Eastern Red Cedars make a great windbreak.  They grow very quickly, however, they can become a nuisance very quickly as well. We’d like to remind you to keep an eye on your pastures for any volunteer and unwanted cedars. If you see cedars growing in places where they shouldn’t be, be sure to cut them down while they are small to prevent your pastures from becoming over-run by the cedars.  It’s much more cost effective to remove them while they are small.

Tree Planting Illustration


Dig a hole deep enough to hold the roots full length. Spread seedling roots outward and downward keeping root collar at grade. Backfill dirt and tamp around roots. Water and mulch.

DO NOT fertilize at the time of planting! Newly planted trees should be fertilized only if they exhibit signs of nutrient deficiency.

Mulching eliminates potential competition. If you choose not to purchase the NRD’s fabric weed barrier, CPNRD recommends 2″-4″ of loosely packed organic material such as wood chips, pine straw, peat moss, grass clippings or shredded leaves is an adequate mulch layer.
Mulching helps TO:

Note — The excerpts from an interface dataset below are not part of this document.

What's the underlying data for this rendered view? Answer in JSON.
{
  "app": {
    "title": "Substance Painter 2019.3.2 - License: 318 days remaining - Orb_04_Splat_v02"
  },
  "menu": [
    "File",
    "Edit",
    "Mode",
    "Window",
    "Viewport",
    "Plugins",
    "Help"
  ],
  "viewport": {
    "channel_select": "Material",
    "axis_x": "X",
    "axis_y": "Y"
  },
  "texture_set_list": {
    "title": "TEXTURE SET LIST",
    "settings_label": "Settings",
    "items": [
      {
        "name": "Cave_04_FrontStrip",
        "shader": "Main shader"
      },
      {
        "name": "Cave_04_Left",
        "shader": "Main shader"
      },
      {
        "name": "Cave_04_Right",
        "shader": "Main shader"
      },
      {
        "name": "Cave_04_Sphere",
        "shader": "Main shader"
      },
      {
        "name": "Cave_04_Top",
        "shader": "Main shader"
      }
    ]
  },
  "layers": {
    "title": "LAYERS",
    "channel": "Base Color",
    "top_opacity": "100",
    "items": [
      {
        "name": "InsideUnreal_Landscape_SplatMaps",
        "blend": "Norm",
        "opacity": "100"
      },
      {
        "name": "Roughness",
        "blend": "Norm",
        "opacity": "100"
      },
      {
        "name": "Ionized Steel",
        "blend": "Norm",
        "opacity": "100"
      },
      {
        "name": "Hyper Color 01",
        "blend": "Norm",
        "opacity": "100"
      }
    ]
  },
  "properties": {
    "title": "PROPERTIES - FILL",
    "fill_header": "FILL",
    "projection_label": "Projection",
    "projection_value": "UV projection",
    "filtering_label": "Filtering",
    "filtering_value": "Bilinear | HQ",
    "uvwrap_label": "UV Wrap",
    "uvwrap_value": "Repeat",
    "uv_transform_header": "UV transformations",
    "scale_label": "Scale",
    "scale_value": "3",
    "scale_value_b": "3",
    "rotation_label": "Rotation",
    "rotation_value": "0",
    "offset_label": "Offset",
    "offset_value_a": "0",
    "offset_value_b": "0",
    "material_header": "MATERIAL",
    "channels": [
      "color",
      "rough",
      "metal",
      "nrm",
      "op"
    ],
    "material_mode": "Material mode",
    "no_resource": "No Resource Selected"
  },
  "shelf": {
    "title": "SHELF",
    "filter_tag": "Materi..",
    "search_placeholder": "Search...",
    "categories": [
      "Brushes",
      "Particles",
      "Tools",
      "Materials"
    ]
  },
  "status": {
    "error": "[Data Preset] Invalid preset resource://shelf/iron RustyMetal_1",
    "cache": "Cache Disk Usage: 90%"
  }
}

  • retain soil moisture
  • reduce weeds and controls grass
  • increases natural soil fertility as the mulch decomposes
  • improves soil structure, aeration, and temperature
  • protects the trunk from injuries caused by mowing equipment and trimmers

Seedling showing signs of being overwatered.

Watering during hot, dry summer months is the most important element to help minimize stress on seedlings. Newly planted trees should receive an inch of water per week (one gallon) from rain or irrigation.

Small frequent watering from lawn sprinklers are not beneficial. Give your trees a good soaking each time you water and allow the site to dry before watering again. You can’t water too much at one time, but you can water too often!

When trees are transplanted, they go through a period of shock. During this time the tree is expending a majority of its energy in developing its root system. Don’t Panic. The tops of trees may turn brown but the root system may still be alive and may regain a healthy appearance in the fall.

“Foresting The Sandhills”  is an amazing historical and silent movie on the Nebraska National Forest and Bessey Nursery.  While it does get the name of the adjacent river wrong (Middle, not North Loup), the video is outstanding.  The source is the Nebraska State Historical Society.   Here’s the link…  https://www.youtube.com/watch?v=Hx6aulha5T4